What the task requires. Pictures aside, repeat all the entries below exactly as they appear.

The data.
•••

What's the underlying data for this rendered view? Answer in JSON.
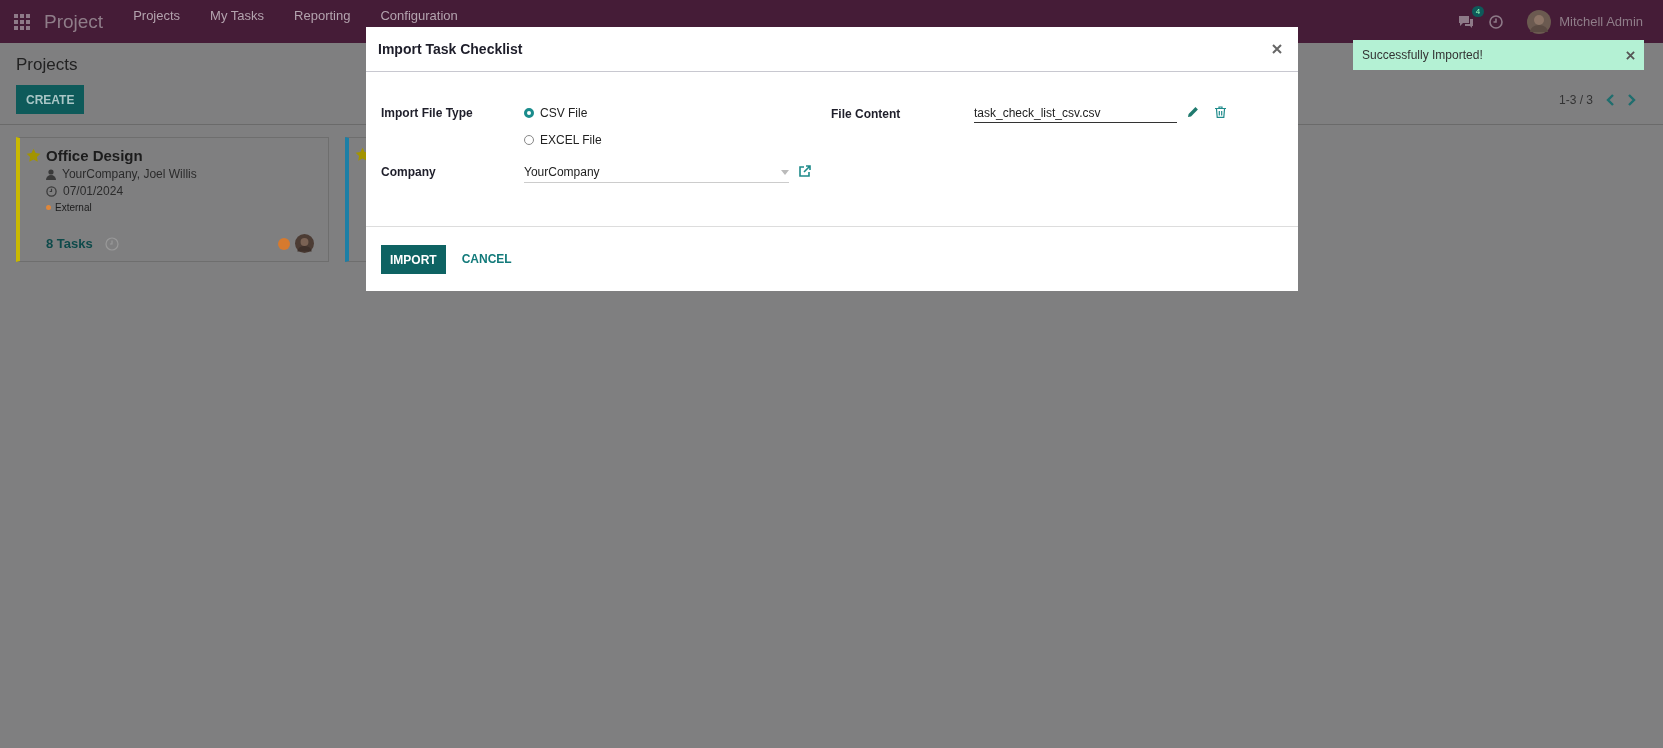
{
  "navbar": {
    "app_name": "Project",
    "menu": [
      {
        "label": "Projects"
      },
      {
        "label": "My Tasks"
      },
      {
        "label": "Reporting"
      },
      {
        "label": "Configuration"
      }
    ],
    "messages_count": "4",
    "user": "Mitchell Admin"
  },
  "control_panel": {
    "breadcrumb": "Projects",
    "create_button": "CREATE",
    "pager": "1-3 / 3"
  },
  "cards": [
    {
      "title": "Office Design",
      "favorite": true,
      "color": "#c9b800",
      "customer": "YourCompany, Joel Willis",
      "date": "07/01/2024",
      "tag": {
        "label": "External",
        "color": "#e0873a"
      },
      "tasks": "8 Tasks",
      "status": {
        "color": "#d67a2e"
      }
    },
    {
      "favorite": true,
      "color": "#1c7fa6"
    }
  ],
  "dialog": {
    "title": "Import Task Checklist",
    "file_type_label": "Import File Type",
    "file_types": [
      {
        "label": "CSV File",
        "selected": true
      },
      {
        "label": "EXCEL File",
        "selected": false
      }
    ],
    "company_label": "Company",
    "company": "YourCompany",
    "file_content_label": "File Content",
    "file_name": "task_check_list_csv.csv",
    "buttons": [
      {
        "label": "IMPORT",
        "kind": "primary"
      },
      {
        "label": "CANCEL",
        "kind": "link"
      }
    ]
  },
  "toast": {
    "message": "Successfully Imported!"
  }
}
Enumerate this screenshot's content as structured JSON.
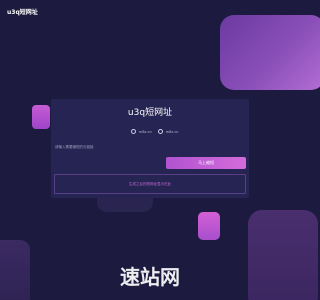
{
  "header": {
    "logo_text": "u3q短网址"
  },
  "main": {
    "title": "u3q短网址",
    "radio_options": [
      {
        "label": "m8z.cn"
      },
      {
        "label": "m8z.cn"
      }
    ],
    "url_input": {
      "placeholder": "请输入需要缩短的长链接",
      "value": ""
    },
    "submit_button_label": "马上缩短",
    "result_text": "生成之后的短网址显示在此"
  },
  "watermark": {
    "text": "速站网"
  },
  "colors": {
    "background": "#1c1a3e",
    "card": "#262452",
    "accent": "#c25ed5",
    "result_text": "#c46bd6"
  }
}
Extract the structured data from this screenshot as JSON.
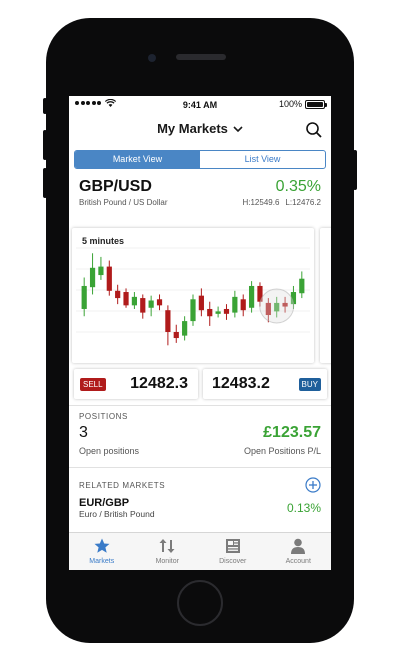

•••

Result of the task.
What's the underlying data for this rendered view? Answer in JSON.
{
  "navbar": {
    "app_name": "Project",
    "menu": [
      {
        "label": "Projects"
      },
      {
        "label": "My Tasks"
      },
      {
        "label": "Reporting"
      },
      {
        "label": "Configuration"
      }
    ],
    "messages_count": "4",
    "user": "Mitchell Admin"
  },
  "control_panel": {
    "breadcrumb": "Projects",
    "create_button": "CREATE",
    "pager": "1-3 / 3"
  },
  "cards": [
    {
      "title": "Office Design",
      "favorite": true,
      "color": "#c9b800",
      "customer": "YourCompany, Joel Willis",
      "date": "07/01/2024",
      "tag": {
        "label": "External",
        "color": "#e0873a"
      },
      "tasks": "8 Tasks",
      "status": {
        "color": "#d67a2e"
      }
    },
    {
      "favorite": true,
      "color": "#1c7fa6"
    }
  ],
  "dialog": {
    "title": "Import Task Checklist",
    "file_type_label": "Import File Type",
    "file_types": [
      {
        "label": "CSV File",
        "selected": true
      },
      {
        "label": "EXCEL File",
        "selected": false
      }
    ],
    "company_label": "Company",
    "company": "YourCompany",
    "file_content_label": "File Content",
    "file_name": "task_check_list_csv.csv",
    "buttons": [
      {
        "label": "IMPORT",
        "kind": "primary"
      },
      {
        "label": "CANCEL",
        "kind": "link"
      }
    ]
  },
  "toast": {
    "message": "Successfully Imported!"
  }
}
Enumerate this screenshot's content as structured JSON.
{
  "header": {
    "logo_text": "u3q短网址"
  },
  "main": {
    "title": "u3q短网址",
    "radio_options": [
      {
        "label": "m8z.cn"
      },
      {
        "label": "m8z.cn"
      }
    ],
    "url_input": {
      "placeholder": "请输入需要缩短的长链接",
      "value": ""
    },
    "submit_button_label": "马上缩短",
    "result_text": "生成之后的短网址显示在此"
  },
  "watermark": {
    "text": "速站网"
  },
  "colors": {
    "background": "#1c1a3e",
    "card": "#262452",
    "accent": "#c25ed5",
    "result_text": "#c46bd6"
  }
}
Extract the structured data from this screenshot as JSON.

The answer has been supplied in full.